What to produce. Every record shown below should be duplicated exactly.
START Records to process
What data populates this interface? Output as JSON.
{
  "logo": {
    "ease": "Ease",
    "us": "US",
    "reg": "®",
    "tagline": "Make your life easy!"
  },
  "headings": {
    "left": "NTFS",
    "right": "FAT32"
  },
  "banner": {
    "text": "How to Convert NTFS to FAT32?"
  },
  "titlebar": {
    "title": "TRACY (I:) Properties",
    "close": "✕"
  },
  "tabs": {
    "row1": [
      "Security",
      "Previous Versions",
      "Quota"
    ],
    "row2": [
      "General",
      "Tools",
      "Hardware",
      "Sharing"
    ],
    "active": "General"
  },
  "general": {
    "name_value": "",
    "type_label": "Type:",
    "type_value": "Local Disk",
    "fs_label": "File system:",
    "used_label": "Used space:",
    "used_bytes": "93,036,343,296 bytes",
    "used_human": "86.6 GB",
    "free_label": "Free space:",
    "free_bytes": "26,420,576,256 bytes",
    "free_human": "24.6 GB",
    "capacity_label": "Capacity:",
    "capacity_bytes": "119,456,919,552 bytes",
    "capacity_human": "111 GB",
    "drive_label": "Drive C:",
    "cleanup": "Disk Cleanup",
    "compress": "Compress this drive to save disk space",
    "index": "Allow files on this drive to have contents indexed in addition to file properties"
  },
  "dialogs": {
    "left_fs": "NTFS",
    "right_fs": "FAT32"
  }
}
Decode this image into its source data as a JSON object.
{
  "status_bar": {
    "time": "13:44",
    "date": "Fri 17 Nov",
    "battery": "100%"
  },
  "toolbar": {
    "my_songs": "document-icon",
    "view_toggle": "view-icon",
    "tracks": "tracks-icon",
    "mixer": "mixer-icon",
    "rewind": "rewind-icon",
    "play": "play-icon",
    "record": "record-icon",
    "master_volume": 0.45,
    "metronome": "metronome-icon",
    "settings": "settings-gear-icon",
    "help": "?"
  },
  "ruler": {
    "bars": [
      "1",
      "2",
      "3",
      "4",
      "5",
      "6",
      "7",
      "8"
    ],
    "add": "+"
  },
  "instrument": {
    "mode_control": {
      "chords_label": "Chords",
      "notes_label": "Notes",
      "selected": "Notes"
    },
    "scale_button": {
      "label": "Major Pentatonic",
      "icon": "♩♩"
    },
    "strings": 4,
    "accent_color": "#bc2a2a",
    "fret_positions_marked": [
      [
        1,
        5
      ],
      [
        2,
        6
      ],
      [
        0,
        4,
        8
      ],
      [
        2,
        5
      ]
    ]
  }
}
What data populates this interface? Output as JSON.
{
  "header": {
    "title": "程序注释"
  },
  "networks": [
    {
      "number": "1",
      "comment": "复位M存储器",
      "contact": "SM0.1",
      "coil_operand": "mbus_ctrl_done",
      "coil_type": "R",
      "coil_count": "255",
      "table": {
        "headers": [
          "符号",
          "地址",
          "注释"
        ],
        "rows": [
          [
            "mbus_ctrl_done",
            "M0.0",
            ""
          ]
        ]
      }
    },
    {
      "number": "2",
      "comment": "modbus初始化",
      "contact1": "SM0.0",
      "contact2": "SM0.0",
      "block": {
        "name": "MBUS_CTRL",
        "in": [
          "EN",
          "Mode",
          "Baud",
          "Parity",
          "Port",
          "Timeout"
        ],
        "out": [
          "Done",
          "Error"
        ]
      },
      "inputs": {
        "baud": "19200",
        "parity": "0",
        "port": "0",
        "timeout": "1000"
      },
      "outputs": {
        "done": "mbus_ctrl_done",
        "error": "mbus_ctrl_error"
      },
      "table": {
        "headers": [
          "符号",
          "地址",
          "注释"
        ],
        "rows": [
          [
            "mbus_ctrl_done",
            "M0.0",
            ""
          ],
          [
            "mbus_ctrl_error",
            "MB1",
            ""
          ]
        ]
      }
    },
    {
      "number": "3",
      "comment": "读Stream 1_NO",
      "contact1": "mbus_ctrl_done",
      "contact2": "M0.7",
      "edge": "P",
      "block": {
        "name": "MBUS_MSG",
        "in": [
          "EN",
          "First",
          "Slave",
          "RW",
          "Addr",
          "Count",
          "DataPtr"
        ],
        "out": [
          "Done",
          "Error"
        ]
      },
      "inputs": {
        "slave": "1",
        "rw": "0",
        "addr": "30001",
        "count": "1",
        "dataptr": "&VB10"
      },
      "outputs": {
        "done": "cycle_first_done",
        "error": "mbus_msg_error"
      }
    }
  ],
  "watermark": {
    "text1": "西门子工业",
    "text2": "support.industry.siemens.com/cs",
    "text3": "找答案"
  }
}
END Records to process
Output.
What data populates this interface? Output as JSON.
{
  "logo": {
    "ease": "Ease",
    "us": "US",
    "reg": "®",
    "tagline": "Make your life easy!"
  },
  "headings": {
    "left": "NTFS",
    "right": "FAT32"
  },
  "banner": {
    "text": "How to Convert NTFS to FAT32?"
  },
  "titlebar": {
    "title": "TRACY (I:) Properties",
    "close": "✕"
  },
  "tabs": {
    "row1": [
      "Security",
      "Previous Versions",
      "Quota"
    ],
    "row2": [
      "General",
      "Tools",
      "Hardware",
      "Sharing"
    ],
    "active": "General"
  },
  "general": {
    "name_value": "",
    "type_label": "Type:",
    "type_value": "Local Disk",
    "fs_label": "File system:",
    "used_label": "Used space:",
    "used_bytes": "93,036,343,296 bytes",
    "used_human": "86.6 GB",
    "free_label": "Free space:",
    "free_bytes": "26,420,576,256 bytes",
    "free_human": "24.6 GB",
    "capacity_label": "Capacity:",
    "capacity_bytes": "119,456,919,552 bytes",
    "capacity_human": "111 GB",
    "drive_label": "Drive C:",
    "cleanup": "Disk Cleanup",
    "compress": "Compress this drive to save disk space",
    "index": "Allow files on this drive to have contents indexed in addition to file properties"
  },
  "dialogs": {
    "left_fs": "NTFS",
    "right_fs": "FAT32"
  }
}
Decode this image into its source data as a JSON object.
{
  "status_bar": {
    "time": "13:44",
    "date": "Fri 17 Nov",
    "battery": "100%"
  },
  "toolbar": {
    "my_songs": "document-icon",
    "view_toggle": "view-icon",
    "tracks": "tracks-icon",
    "mixer": "mixer-icon",
    "rewind": "rewind-icon",
    "play": "play-icon",
    "record": "record-icon",
    "master_volume": 0.45,
    "metronome": "metronome-icon",
    "settings": "settings-gear-icon",
    "help": "?"
  },
  "ruler": {
    "bars": [
      "1",
      "2",
      "3",
      "4",
      "5",
      "6",
      "7",
      "8"
    ],
    "add": "+"
  },
  "instrument": {
    "mode_control": {
      "chords_label": "Chords",
      "notes_label": "Notes",
      "selected": "Notes"
    },
    "scale_button": {
      "label": "Major Pentatonic",
      "icon": "♩♩"
    },
    "strings": 4,
    "accent_color": "#bc2a2a",
    "fret_positions_marked": [
      [
        1,
        5
      ],
      [
        2,
        6
      ],
      [
        0,
        4,
        8
      ],
      [
        2,
        5
      ]
    ]
  }
}
What data populates this interface? Output as JSON.
{
  "header": {
    "title": "程序注释"
  },
  "networks": [
    {
      "number": "1",
      "comment": "复位M存储器",
      "contact": "SM0.1",
      "coil_operand": "mbus_ctrl_done",
      "coil_type": "R",
      "coil_count": "255",
      "table": {
        "headers": [
          "符号",
          "地址",
          "注释"
        ],
        "rows": [
          [
            "mbus_ctrl_done",
            "M0.0",
            ""
          ]
        ]
      }
    },
    {
      "number": "2",
      "comment": "modbus初始化",
      "contact1": "SM0.0",
      "contact2": "SM0.0",
      "block": {
        "name": "MBUS_CTRL",
        "in": [
          "EN",
          "Mode",
          "Baud",
          "Parity",
          "Port",
          "Timeout"
        ],
        "out": [
          "Done",
          "Error"
        ]
      },
      "inputs": {
        "baud": "19200",
        "parity": "0",
        "port": "0",
        "timeout": "1000"
      },
      "outputs": {
        "done": "mbus_ctrl_done",
        "error": "mbus_ctrl_error"
      },
      "table": {
        "headers": [
          "符号",
          "地址",
          "注释"
        ],
        "rows": [
          [
            "mbus_ctrl_done",
            "M0.0",
            ""
          ],
          [
            "mbus_ctrl_error",
            "MB1",
            ""
          ]
        ]
      }
    },
    {
      "number": "3",
      "comment": "读Stream 1_NO",
      "contact1": "mbus_ctrl_done",
      "contact2": "M0.7",
      "edge": "P",
      "block": {
        "name": "MBUS_MSG",
        "in": [
          "EN",
          "First",
          "Slave",
          "RW",
          "Addr",
          "Count",
          "DataPtr"
        ],
        "out": [
          "Done",
          "Error"
        ]
      },
      "inputs": {
        "slave": "1",
        "rw": "0",
        "addr": "30001",
        "count": "1",
        "dataptr": "&VB10"
      },
      "outputs": {
        "done": "cycle_first_done",
        "error": "mbus_msg_error"
      }
    }
  ],
  "watermark": {
    "text1": "西门子工业",
    "text2": "support.industry.siemens.com/cs",
    "text3": "找答案"
  }
}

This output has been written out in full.